Are you able to retype all the records below exactly?

Listed records
▼

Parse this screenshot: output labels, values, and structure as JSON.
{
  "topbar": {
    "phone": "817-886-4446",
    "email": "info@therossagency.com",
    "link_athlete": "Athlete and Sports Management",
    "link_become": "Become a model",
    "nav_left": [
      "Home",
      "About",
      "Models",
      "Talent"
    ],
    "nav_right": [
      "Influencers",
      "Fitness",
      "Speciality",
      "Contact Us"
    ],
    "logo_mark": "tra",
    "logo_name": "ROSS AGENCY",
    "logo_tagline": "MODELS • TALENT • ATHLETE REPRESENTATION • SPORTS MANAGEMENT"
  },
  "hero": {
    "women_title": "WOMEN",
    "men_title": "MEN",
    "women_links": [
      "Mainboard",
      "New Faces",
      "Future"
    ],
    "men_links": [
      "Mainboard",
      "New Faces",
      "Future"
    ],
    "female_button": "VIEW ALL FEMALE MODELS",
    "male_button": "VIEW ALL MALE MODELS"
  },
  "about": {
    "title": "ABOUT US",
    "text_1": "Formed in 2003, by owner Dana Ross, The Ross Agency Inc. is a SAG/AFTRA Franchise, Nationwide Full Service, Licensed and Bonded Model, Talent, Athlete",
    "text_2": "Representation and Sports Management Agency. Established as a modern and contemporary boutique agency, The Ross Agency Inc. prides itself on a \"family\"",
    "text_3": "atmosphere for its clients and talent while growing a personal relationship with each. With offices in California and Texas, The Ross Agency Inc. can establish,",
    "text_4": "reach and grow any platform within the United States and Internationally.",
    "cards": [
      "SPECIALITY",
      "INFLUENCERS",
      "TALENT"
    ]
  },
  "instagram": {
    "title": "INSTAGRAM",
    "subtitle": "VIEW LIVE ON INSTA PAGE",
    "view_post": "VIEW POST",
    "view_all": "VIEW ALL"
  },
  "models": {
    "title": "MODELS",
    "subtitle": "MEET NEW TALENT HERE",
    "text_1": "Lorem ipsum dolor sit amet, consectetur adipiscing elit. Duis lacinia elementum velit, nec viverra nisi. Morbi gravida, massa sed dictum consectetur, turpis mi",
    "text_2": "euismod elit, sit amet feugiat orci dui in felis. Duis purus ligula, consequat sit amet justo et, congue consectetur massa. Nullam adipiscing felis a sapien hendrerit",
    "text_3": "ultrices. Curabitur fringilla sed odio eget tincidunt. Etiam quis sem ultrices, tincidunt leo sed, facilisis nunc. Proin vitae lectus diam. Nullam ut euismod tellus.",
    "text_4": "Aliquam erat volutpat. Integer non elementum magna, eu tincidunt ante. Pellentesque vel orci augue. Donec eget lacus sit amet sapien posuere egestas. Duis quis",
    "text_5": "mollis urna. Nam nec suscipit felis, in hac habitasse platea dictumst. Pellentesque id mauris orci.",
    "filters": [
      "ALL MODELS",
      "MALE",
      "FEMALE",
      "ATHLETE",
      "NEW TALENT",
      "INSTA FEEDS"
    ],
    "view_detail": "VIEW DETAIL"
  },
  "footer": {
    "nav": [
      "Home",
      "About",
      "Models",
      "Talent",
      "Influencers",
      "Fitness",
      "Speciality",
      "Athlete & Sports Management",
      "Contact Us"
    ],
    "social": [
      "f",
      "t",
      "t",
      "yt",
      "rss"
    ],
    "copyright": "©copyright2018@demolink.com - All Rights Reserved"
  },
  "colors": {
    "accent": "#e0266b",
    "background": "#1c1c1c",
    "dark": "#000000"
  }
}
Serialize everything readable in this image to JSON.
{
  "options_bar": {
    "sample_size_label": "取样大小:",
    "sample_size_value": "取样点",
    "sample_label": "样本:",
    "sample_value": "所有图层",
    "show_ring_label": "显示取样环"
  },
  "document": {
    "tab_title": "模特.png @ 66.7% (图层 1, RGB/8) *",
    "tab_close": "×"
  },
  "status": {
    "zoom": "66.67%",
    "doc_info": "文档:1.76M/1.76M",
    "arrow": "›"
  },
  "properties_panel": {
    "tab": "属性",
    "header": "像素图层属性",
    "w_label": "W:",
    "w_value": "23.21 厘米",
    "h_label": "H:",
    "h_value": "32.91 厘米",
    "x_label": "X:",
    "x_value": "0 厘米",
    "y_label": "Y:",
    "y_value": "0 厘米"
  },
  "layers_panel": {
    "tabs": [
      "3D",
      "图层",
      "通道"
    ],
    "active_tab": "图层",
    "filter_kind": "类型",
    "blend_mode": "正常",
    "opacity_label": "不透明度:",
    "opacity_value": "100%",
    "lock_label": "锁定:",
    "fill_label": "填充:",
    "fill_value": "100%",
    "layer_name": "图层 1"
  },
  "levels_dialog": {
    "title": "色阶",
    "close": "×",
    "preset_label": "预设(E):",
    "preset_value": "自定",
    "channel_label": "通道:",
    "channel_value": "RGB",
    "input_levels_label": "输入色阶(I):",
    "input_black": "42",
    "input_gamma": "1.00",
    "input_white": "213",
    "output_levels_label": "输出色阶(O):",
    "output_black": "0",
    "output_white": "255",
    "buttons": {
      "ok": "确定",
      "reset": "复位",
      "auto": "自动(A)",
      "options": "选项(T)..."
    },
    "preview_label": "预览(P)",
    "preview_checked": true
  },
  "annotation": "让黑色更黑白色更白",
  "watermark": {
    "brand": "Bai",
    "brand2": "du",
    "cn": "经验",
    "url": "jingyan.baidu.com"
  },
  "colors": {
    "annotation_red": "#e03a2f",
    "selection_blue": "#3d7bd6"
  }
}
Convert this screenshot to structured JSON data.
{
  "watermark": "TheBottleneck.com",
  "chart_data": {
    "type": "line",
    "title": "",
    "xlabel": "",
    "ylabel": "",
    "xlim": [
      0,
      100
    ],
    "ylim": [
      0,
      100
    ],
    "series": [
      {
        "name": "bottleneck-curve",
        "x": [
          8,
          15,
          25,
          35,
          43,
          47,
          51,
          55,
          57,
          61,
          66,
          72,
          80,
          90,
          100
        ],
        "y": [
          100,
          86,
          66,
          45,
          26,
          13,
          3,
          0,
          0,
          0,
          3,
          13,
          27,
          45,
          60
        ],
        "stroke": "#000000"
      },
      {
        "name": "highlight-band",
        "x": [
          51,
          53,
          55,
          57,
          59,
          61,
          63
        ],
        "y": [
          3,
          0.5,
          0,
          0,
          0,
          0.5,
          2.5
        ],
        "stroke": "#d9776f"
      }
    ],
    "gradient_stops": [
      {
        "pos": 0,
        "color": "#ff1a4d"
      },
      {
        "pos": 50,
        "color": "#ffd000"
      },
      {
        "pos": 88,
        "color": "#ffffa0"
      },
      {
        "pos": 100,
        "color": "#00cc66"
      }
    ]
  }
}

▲

Exercise response
Parse this screenshot: output labels, values, and structure as JSON.
{
  "topbar": {
    "phone": "817-886-4446",
    "email": "info@therossagency.com",
    "link_athlete": "Athlete and Sports Management",
    "link_become": "Become a model",
    "nav_left": [
      "Home",
      "About",
      "Models",
      "Talent"
    ],
    "nav_right": [
      "Influencers",
      "Fitness",
      "Speciality",
      "Contact Us"
    ],
    "logo_mark": "tra",
    "logo_name": "ROSS AGENCY",
    "logo_tagline": "MODELS • TALENT • ATHLETE REPRESENTATION • SPORTS MANAGEMENT"
  },
  "hero": {
    "women_title": "WOMEN",
    "men_title": "MEN",
    "women_links": [
      "Mainboard",
      "New Faces",
      "Future"
    ],
    "men_links": [
      "Mainboard",
      "New Faces",
      "Future"
    ],
    "female_button": "VIEW ALL FEMALE MODELS",
    "male_button": "VIEW ALL MALE MODELS"
  },
  "about": {
    "title": "ABOUT US",
    "text_1": "Formed in 2003, by owner Dana Ross, The Ross Agency Inc. is a SAG/AFTRA Franchise, Nationwide Full Service, Licensed and Bonded Model, Talent, Athlete",
    "text_2": "Representation and Sports Management Agency. Established as a modern and contemporary boutique agency, The Ross Agency Inc. prides itself on a \"family\"",
    "text_3": "atmosphere for its clients and talent while growing a personal relationship with each. With offices in California and Texas, The Ross Agency Inc. can establish,",
    "text_4": "reach and grow any platform within the United States and Internationally.",
    "cards": [
      "SPECIALITY",
      "INFLUENCERS",
      "TALENT"
    ]
  },
  "instagram": {
    "title": "INSTAGRAM",
    "subtitle": "VIEW LIVE ON INSTA PAGE",
    "view_post": "VIEW POST",
    "view_all": "VIEW ALL"
  },
  "models": {
    "title": "MODELS",
    "subtitle": "MEET NEW TALENT HERE",
    "text_1": "Lorem ipsum dolor sit amet, consectetur adipiscing elit. Duis lacinia elementum velit, nec viverra nisi. Morbi gravida, massa sed dictum consectetur, turpis mi",
    "text_2": "euismod elit, sit amet feugiat orci dui in felis. Duis purus ligula, consequat sit amet justo et, congue consectetur massa. Nullam adipiscing felis a sapien hendrerit",
    "text_3": "ultrices. Curabitur fringilla sed odio eget tincidunt. Etiam quis sem ultrices, tincidunt leo sed, facilisis nunc. Proin vitae lectus diam. Nullam ut euismod tellus.",
    "text_4": "Aliquam erat volutpat. Integer non elementum magna, eu tincidunt ante. Pellentesque vel orci augue. Donec eget lacus sit amet sapien posuere egestas. Duis quis",
    "text_5": "mollis urna. Nam nec suscipit felis, in hac habitasse platea dictumst. Pellentesque id mauris orci.",
    "filters": [
      "ALL MODELS",
      "MALE",
      "FEMALE",
      "ATHLETE",
      "NEW TALENT",
      "INSTA FEEDS"
    ],
    "view_detail": "VIEW DETAIL"
  },
  "footer": {
    "nav": [
      "Home",
      "About",
      "Models",
      "Talent",
      "Influencers",
      "Fitness",
      "Speciality",
      "Athlete & Sports Management",
      "Contact Us"
    ],
    "social": [
      "f",
      "t",
      "t",
      "yt",
      "rss"
    ],
    "copyright": "©copyright2018@demolink.com - All Rights Reserved"
  },
  "colors": {
    "accent": "#e0266b",
    "background": "#1c1c1c",
    "dark": "#000000"
  }
}
Serialize everything readable in this image to JSON.
{
  "options_bar": {
    "sample_size_label": "取样大小:",
    "sample_size_value": "取样点",
    "sample_label": "样本:",
    "sample_value": "所有图层",
    "show_ring_label": "显示取样环"
  },
  "document": {
    "tab_title": "模特.png @ 66.7% (图层 1, RGB/8) *",
    "tab_close": "×"
  },
  "status": {
    "zoom": "66.67%",
    "doc_info": "文档:1.76M/1.76M",
    "arrow": "›"
  },
  "properties_panel": {
    "tab": "属性",
    "header": "像素图层属性",
    "w_label": "W:",
    "w_value": "23.21 厘米",
    "h_label": "H:",
    "h_value": "32.91 厘米",
    "x_label": "X:",
    "x_value": "0 厘米",
    "y_label": "Y:",
    "y_value": "0 厘米"
  },
  "layers_panel": {
    "tabs": [
      "3D",
      "图层",
      "通道"
    ],
    "active_tab": "图层",
    "filter_kind": "类型",
    "blend_mode": "正常",
    "opacity_label": "不透明度:",
    "opacity_value": "100%",
    "lock_label": "锁定:",
    "fill_label": "填充:",
    "fill_value": "100%",
    "layer_name": "图层 1"
  },
  "levels_dialog": {
    "title": "色阶",
    "close": "×",
    "preset_label": "预设(E):",
    "preset_value": "自定",
    "channel_label": "通道:",
    "channel_value": "RGB",
    "input_levels_label": "输入色阶(I):",
    "input_black": "42",
    "input_gamma": "1.00",
    "input_white": "213",
    "output_levels_label": "输出色阶(O):",
    "output_black": "0",
    "output_white": "255",
    "buttons": {
      "ok": "确定",
      "reset": "复位",
      "auto": "自动(A)",
      "options": "选项(T)..."
    },
    "preview_label": "预览(P)",
    "preview_checked": true
  },
  "annotation": "让黑色更黑白色更白",
  "watermark": {
    "brand": "Bai",
    "brand2": "du",
    "cn": "经验",
    "url": "jingyan.baidu.com"
  },
  "colors": {
    "annotation_red": "#e03a2f",
    "selection_blue": "#3d7bd6"
  }
}
Convert this screenshot to structured JSON data.
{
  "watermark": "TheBottleneck.com",
  "chart_data": {
    "type": "line",
    "title": "",
    "xlabel": "",
    "ylabel": "",
    "xlim": [
      0,
      100
    ],
    "ylim": [
      0,
      100
    ],
    "series": [
      {
        "name": "bottleneck-curve",
        "x": [
          8,
          15,
          25,
          35,
          43,
          47,
          51,
          55,
          57,
          61,
          66,
          72,
          80,
          90,
          100
        ],
        "y": [
          100,
          86,
          66,
          45,
          26,
          13,
          3,
          0,
          0,
          0,
          3,
          13,
          27,
          45,
          60
        ],
        "stroke": "#000000"
      },
      {
        "name": "highlight-band",
        "x": [
          51,
          53,
          55,
          57,
          59,
          61,
          63
        ],
        "y": [
          3,
          0.5,
          0,
          0,
          0,
          0.5,
          2.5
        ],
        "stroke": "#d9776f"
      }
    ],
    "gradient_stops": [
      {
        "pos": 0,
        "color": "#ff1a4d"
      },
      {
        "pos": 50,
        "color": "#ffd000"
      },
      {
        "pos": 88,
        "color": "#ffffa0"
      },
      {
        "pos": 100,
        "color": "#00cc66"
      }
    ]
  }
}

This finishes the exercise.